By: Maha Mussadaq
ISLAMABAD: Wearing a dark pair of sunglasses, with the edges of her veil extending a few inches off her forehead, 39-year-old Shazia Ejaz was trying to mask a lifetime of pain.
Ejaz belong to a middle-class family from Qanchi — a small town nestled in the bustling city of Lahore.
The only girl out of her parents’ four children, she was her father’s favourite child.
“There was a twinkle in his eyes, every time he spoke of me. But my aunts hated me and that landed me in the state I am in today,” said Ejaz.
She lived in a two-marla house with her mentally-challenged mother and 10 other family members including her unmarried aunts, who she said were not appreciative of how her father supported her in family issues.
“It started with small family disagreements which later turned ugly,” she said. My father did not approve of the men my aunts wanted to marry.
Ejaz added that they held that grudge against her father and threatened him on various occasions by saying if they could not find happiness, neither would she.
She was 15 when her mother asked her to collect clothes from a local tailor, an otherwise unremarkable chore that would become the point her decades of suffering began.
While she was talking with the tailor, four armed men kidnapped her, taking her to a school nearby, where she was gang-raped. When she escaped and got home, she shared the story with her family. Her aunts insisted that she be married off. Later, the family forcibly married her to a 40-year-old man. During her marriage, she says she learnt that her aunts were involved in prostitution, and that her husband was one of their clients.
‘It was not the life I wanted’
“I was beaten by my husband almost every day. I went to my father’s house one day with bruises all over me, and at this point, my father asked me to stay with him. Ejaz continued her education and got a bachelors degree. She then worked in the telecom sector and did well enough to get a few promotions and a reasonable salary. “My success further ignited their hate.”

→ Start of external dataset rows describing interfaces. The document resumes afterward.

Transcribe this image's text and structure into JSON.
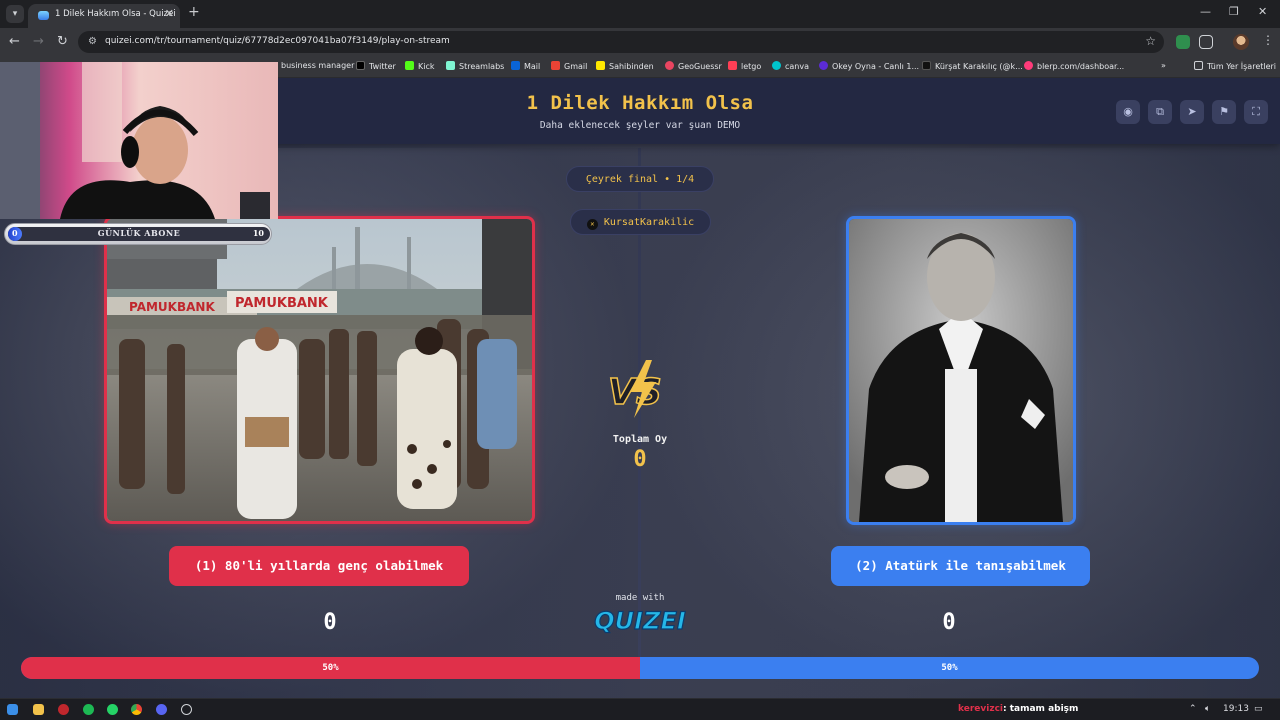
{
  "browser": {
    "tab_title": "1 Dilek Hakkım Olsa - Quizei",
    "url": "quizei.com/tr/tournament/quiz/67778d2ec097041ba07f3149/play-on-stream",
    "bookmarks": [
      {
        "label": "business manager",
        "color": "#1877f2"
      },
      {
        "label": "Twitter",
        "color": "#000000"
      },
      {
        "label": "Kick",
        "color": "#53fc18"
      },
      {
        "label": "Streamlabs",
        "color": "#80f5d2"
      },
      {
        "label": "Mail",
        "color": "#0a64d6"
      },
      {
        "label": "Gmail",
        "color": "#ea4335"
      },
      {
        "label": "Sahibinden",
        "color": "#ffe800"
      },
      {
        "label": "GeoGuessr",
        "color": "#e94560"
      },
      {
        "label": "letgo",
        "color": "#ff3f55"
      },
      {
        "label": "canva",
        "color": "#00c4cc"
      },
      {
        "label": "Okey Oyna - Canlı 1...",
        "color": "#5b2bd6"
      },
      {
        "label": "Kürşat Karakılıç (@k...",
        "color": "#111111"
      },
      {
        "label": "blerp.com/dashboar...",
        "color": "#ff3b7a"
      }
    ],
    "all_bookmarks": "Tüm Yer İşaretleri"
  },
  "header": {
    "title": "1 Dilek Hakkım Olsa",
    "subtitle": "Daha eklenecek şeyler var şuan DEMO"
  },
  "round": {
    "label": "Çeyrek final • 1/4",
    "username": "KursatKarakilic"
  },
  "total": {
    "label": "Toplam Oy",
    "value": "0"
  },
  "options": {
    "left": {
      "label": "(1) 80'li yıllarda genç olabilmek",
      "score": "0",
      "percent": "50%",
      "share": 0.5,
      "color": "#e0304a"
    },
    "right": {
      "label": "(2) Atatürk ile tanışabilmek",
      "score": "0",
      "percent": "50%",
      "share": 0.5,
      "color": "#3b7ff0"
    }
  },
  "footer": {
    "made_with": "made with",
    "brand": "QUIZEI"
  },
  "overlay": {
    "sub_goal_label": "GÜNLÜK ABONE",
    "sub_current": "0",
    "sub_target": "10",
    "sub_progress": 0.05
  },
  "taskbar": {
    "chat_nick": "kerevizci",
    "chat_message": ": tamam abişm",
    "time": "19:13"
  }
}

Ejaz claims that her aunts later poisoned her father as well as her grandparents to get her guardians out of the way.
She said her aunts again arranged for her to be picked up, this time by a local goon Qazim. He held Ejaz hostage for six months. “I was drugged each night and raped multiple times by various men,” Ejaz said with tears in her eyes. “It was not the life I wanted,” she said.
Ejaz then managed to escape and tried to lodge a complaint in the local police station against her aunts and Qazim, but the police refused to admit her application. “My aunts would provide the police with girls and alcohol. I was helpless,” she said.
Ejaz was then brought home by her brother, but even he was not able to protect her. “They shaved my head and beat me afterwards,” she said.
In 2008, Ejaz wrote to Punjab Chief Minister Shahbaz Sharif who met her. “I met him with 19 stitches and bruises all over,” she said. Sharif took up her case, gave her Rs100,000 and ordered an inquiry against Qazim, who was arrested.
Around 5am on May 12, 2009, Ejaz woke up with her skin feeling crimped. She walked to the mirror and was stunned by what she saw. “A haunting image of myself, I thought it was a dream,” Ejaz said. She believes she had been sedated before being the attack which has left burns on her face, neck and arms.
Yet again, she was not able to get a case registered against her aunts.
Down to her last Rs5,000 from the assistance granted by CM Sharif, Ejaz decided to turn towards the capital in July this year. Living at the shrine in Golra for days, she once again wrote to the Punjab chief minister to help her get justice.
Ejaz has now shifted to an acid survivors’ shelter, Acid Survivors Foundation (ASF) where she has undergone a medical assessment. Apart from the physical wounds, she also needs help dealing with the trauma of the mental scars. ASF is arranging for her medical treatment and providing her with legal aid.